** Extracted information follows **

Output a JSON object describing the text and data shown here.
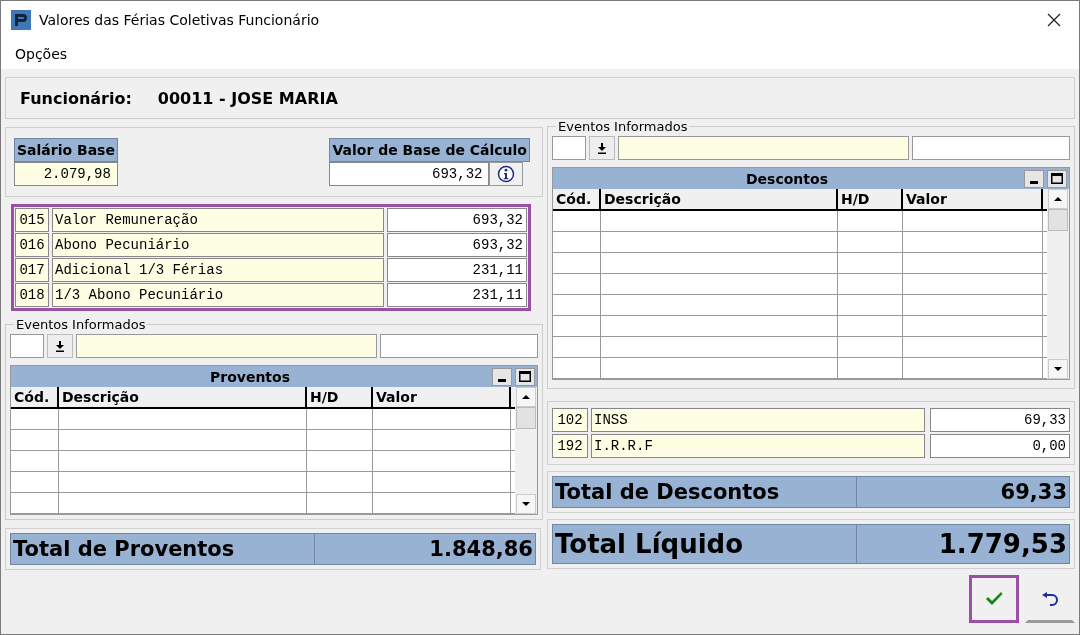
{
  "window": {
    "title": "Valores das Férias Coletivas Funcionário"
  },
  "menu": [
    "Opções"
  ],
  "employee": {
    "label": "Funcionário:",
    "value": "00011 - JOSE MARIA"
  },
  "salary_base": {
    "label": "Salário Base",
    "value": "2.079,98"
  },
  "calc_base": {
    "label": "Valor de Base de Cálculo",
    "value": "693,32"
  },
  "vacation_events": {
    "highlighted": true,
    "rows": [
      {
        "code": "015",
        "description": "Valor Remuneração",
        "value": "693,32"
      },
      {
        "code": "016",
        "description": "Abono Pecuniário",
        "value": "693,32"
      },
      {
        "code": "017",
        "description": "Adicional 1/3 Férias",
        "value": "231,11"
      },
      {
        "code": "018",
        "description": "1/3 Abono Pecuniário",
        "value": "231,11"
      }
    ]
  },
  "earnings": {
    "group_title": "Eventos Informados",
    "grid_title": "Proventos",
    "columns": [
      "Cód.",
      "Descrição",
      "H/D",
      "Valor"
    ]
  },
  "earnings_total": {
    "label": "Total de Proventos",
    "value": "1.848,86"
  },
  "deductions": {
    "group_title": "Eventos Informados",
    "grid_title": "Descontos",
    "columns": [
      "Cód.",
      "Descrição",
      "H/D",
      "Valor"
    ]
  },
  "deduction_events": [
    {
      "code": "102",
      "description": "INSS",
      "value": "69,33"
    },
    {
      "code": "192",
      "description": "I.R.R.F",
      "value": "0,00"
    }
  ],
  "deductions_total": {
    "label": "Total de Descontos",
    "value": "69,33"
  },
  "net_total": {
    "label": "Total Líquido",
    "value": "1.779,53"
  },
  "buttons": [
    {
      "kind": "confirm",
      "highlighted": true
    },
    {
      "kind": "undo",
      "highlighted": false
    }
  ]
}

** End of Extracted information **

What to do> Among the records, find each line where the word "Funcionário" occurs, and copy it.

Response box>
    "title": "Valores das Férias Coletivas Funcionário"
    "label": "Funcionário:",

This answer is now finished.